Changing Places facility installed at the National Gallery
Issued December 2020
In December 2020, the National Gallery will complete the installation of a new Changing Places toilet facility, specially designed for those who have access requirements, in its Education Centre. Standard accessible toilets do not meet the needs of all disabled people whereas Changing Places toilets have more space and the right equipment, including a height adjustable changing bench and a hoist.
The Changing Places facility forms part of the wider project to upgrade and improve the toilet facilities and lifts in the Gallery’s Education Centre in order to make both our learning spaces and our galleries more accessible. The Changing Places toilet facility will be open to participants in our learning programmes and to Gallery visitors, as well as the wider public with access needs.

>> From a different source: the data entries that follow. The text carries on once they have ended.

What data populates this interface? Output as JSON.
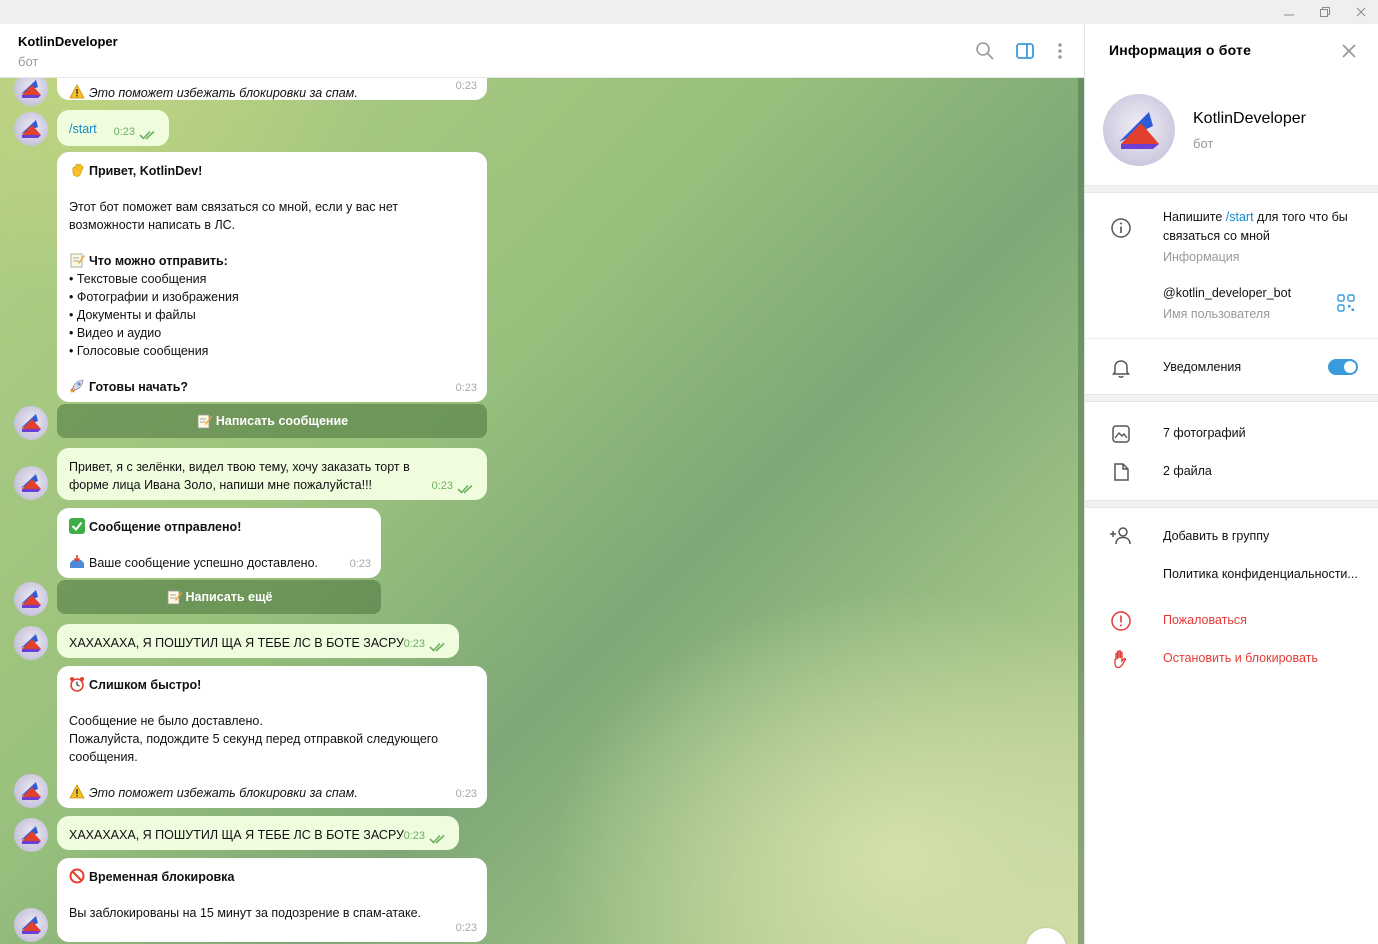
{
  "window": {
    "minimize_icon": "minimize-icon",
    "restore_icon": "restore-icon",
    "close_icon": "close-icon"
  },
  "chat_header": {
    "title": "KotlinDeveloper",
    "subtitle": "бот"
  },
  "messages": {
    "m1": {
      "warning": "Это поможет избежать блокировки за спам.",
      "time": "0:23"
    },
    "m2": {
      "text": "/start",
      "time": "0:23"
    },
    "m3": {
      "greeting": "Привет, KotlinDev!",
      "intro": "Этот бот поможет вам связаться со мной, если у вас нет возможности написать в ЛС.",
      "what_title": "Что можно отправить:",
      "items": [
        "• Текстовые сообщения",
        "• Фотографии и изображения",
        "• Документы и файлы",
        "• Видео и аудио",
        "• Голосовые сообщения"
      ],
      "ready": "Готовы начать?",
      "time": "0:23"
    },
    "kb1": {
      "label": "Написать сообщение"
    },
    "m4": {
      "text": "Привет, я с зелёнки, видел твою тему, хочу заказать торт в форме лица Ивана Золо, напиши мне пожалуйста!!!",
      "time": "0:23"
    },
    "m5": {
      "title": "Сообщение отправлено!",
      "body": "Ваше сообщение успешно доставлено.",
      "time": "0:23"
    },
    "kb2": {
      "label": "Написать ещё"
    },
    "m6": {
      "text": "ХАХАХАХА, Я ПОШУТИЛ ЩА Я ТЕБЕ ЛС В БОТЕ ЗАСРУ",
      "time": "0:23"
    },
    "m7": {
      "title": "Слишком быстро!",
      "line1": "Сообщение не было доставлено.",
      "line2": "Пожалуйста, подождите 5 секунд перед отправкой следующего сообщения.",
      "warning": "Это поможет избежать блокировки за спам.",
      "time": "0:23"
    },
    "m8": {
      "text": "ХАХАХАХА, Я ПОШУТИЛ ЩА Я ТЕБЕ ЛС В БОТЕ ЗАСРУ",
      "time": "0:23"
    },
    "m9": {
      "title": "Временная блокировка",
      "body": "Вы заблокированы на 15 минут за подозрение в спам-атаке.",
      "time": "0:23"
    }
  },
  "sidebar": {
    "title": "Информация о боте",
    "name": "KotlinDeveloper",
    "subtitle": "бот",
    "about_prefix": "Напишите ",
    "about_link": "/start",
    "about_suffix": " для того что бы связаться со мной",
    "about_hint": "Информация",
    "username": "@kotlin_developer_bot",
    "username_hint": "Имя пользователя",
    "notifications": "Уведомления",
    "notifications_on": true,
    "photos": "7 фотографий",
    "files": "2 файла",
    "add_to_group": "Добавить в группу",
    "privacy": "Политика конфиденциальности...",
    "report": "Пожаловаться",
    "block": "Остановить и блокировать"
  },
  "colors": {
    "accent": "#3a9bdc",
    "danger": "#e53935",
    "outgoing_bubble": "#effdde",
    "check": "#6bb05f"
  }
}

Through this, we will support disabled people and their carers and families more broadly – enabling them to access the centre of London and what it has to offer. The Gallery will work closely with existing and new community partners including Special Educational Needs and Disability (SEND) schools, carers groups, specialist organisations and relevant networks to promote the new facilities.
As a National Gallery for All, we aim to ensure that our buildings and programmes are accessible to the widest possible audience. The benefits of the new Changing Places facility will extend beyond our four walls and we are pleased to be providing a service to our local community, in an area of London in which Changing Places toilets are not widely available.
Teams across the Gallery have worked together to make this project possible. Access improvements and works are coordinated by a cross-Gallery Access Working Group, together with the Learning team who have provided feedback and advice.
Gallery staff participate in organisation-wide disability awareness training sessions which will introduce the new facilities and provide advice on how to be supportive of visitors with additional needs.
The National Gallery was established for public benefit to care for and display the nation’s collection of Western European art. As a leading cultural and learning institution in the UK and beyond, we aim to enable the widest possible audience to engage with our collection and learn about art; installing a Changing Places is an important part of this.
Karen Eslea, Head of Learning and National Programmes at the National Gallery, said: ‘I am absolutely delighted that we are able to install a Changing Places toilet at the National Gallery. This facility will mean that the paintings in the Gallery are now accessible to many more children, adults, schools, community groups and families, for whom a visit would have been much more complex in the past. Exploring the National Gallery Collection is life enriching, and an experience that should be available to all. We are very grateful to the funders who have made possible these important improvements to access and facilities in our Education Centre.’
The installation of the Changing Places facility at the National Gallery is a key part of a project to improve access and facilities in the Education Centre, which is supported by The BAND Trust, Garfield Weston Foundation and City Bridge Trust.
Philippa Charles, Director of the Garfield Weston Foundation, said: ‘The Garfield Weston Foundation supports arts organisations that delight and inspire audiences across the UK and has a strong interest in education. We are therefore pleased to support this project which will bring significant benefits to participants in the National Gallery’s learning programmes and enable visitors with access needs to enjoy its great works of art.’
Dhruv Patel, Chairman of the City of London Corporation's City Bridge Trust Committee, said: ‘We’re delighted City Bridge Trust funding is contributing towards these new facilities and to making the National Gallery’s world-renowned collections, and its learning programmes – which do such a great job of educating and inspiring people through art – accessible to even more people.
National Gallery Press Office on 020 7747 2865 or email firstname.lastname@example.org
City Bridge Trust Media Officer: Tim Fletcher: Tim.Fletcher@cityoflondon.gov.uk or on 07738862229.
For further details about Changing Places, see http://www.changing-places.org/
Notes to editors
Image caption: Visitors in front of Henri Rosseau’s Surprised! 1891 © The National Gallery, London
Publicity images can be obtained from https://press.nationalgallery.org.uk/